Perhaps the job loss can teach you to value every moment when you have one. Perhaps it’s giving you a period to focus on something you have always wanted to do but never got down to doing. Perhaps it’s time to take stock of your own life and what your personal mission is really about. Maybe it’s telling you it’s time to go back to school and take those classes you’ve been putting off.
If you have a long-term illness or one that is challenging you, in what way could this be a blessing?
Perhaps you finally realize that you’ve been neglecting yourself and need to make a lifestyle change.
It’s time to take that much needed sabbatical and recuperate fully. Perhaps you will now treasure every moment of having a healthy body and change your diet for the better. Perhaps you can now be an example and a resource for others who are going through your plight.
If you lost out on an opportunity, what might have changed your present circumstances?
Perhaps you were really not ready. You now realize what you really didn’t possess in terms of experience and skill and it’s time you pursue those missing links that make you more complete. Something bigger awaits you possibly. The pain of loss could motivate you to work harder to find something even more fulfilling.
It is important to always have a habit of checking your thoughts. The next time a crisis hits, ask yourself, “If there was a higher purpose for this happening, what would it be?”
Optimists have a healthy sense of self-regard and acknowledge that crisis/problems will always be there, however, they can be given different labels.

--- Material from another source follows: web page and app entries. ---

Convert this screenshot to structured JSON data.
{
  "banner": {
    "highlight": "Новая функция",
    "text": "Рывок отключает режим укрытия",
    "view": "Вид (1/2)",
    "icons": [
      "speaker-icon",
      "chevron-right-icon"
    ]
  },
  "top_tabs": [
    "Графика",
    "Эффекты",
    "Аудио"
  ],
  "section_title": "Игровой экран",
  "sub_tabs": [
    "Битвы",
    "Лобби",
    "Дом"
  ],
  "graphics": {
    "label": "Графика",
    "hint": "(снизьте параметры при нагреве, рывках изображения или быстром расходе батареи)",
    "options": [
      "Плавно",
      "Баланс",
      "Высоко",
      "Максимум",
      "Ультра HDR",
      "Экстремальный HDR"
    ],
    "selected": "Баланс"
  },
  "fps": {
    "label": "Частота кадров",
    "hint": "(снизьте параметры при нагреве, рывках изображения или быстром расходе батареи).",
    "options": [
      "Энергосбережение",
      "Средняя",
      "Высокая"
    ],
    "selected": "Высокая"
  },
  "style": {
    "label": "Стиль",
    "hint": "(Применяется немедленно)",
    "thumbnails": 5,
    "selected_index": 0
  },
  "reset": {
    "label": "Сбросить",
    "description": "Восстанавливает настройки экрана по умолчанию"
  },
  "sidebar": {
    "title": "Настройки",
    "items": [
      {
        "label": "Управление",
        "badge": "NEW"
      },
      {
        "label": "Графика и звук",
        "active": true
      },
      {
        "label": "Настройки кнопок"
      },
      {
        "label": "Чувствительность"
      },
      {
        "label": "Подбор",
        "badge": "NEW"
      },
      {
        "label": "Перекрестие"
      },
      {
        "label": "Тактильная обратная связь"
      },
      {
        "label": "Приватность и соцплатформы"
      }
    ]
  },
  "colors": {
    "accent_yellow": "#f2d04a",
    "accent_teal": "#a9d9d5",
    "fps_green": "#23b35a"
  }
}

Once we can see our challenging experiences as gifts and opportunities, they teach us that jumping through such hoops and crossing obstacles can only strengthen one’s endurance to take on life’s experiences with enthusiasm.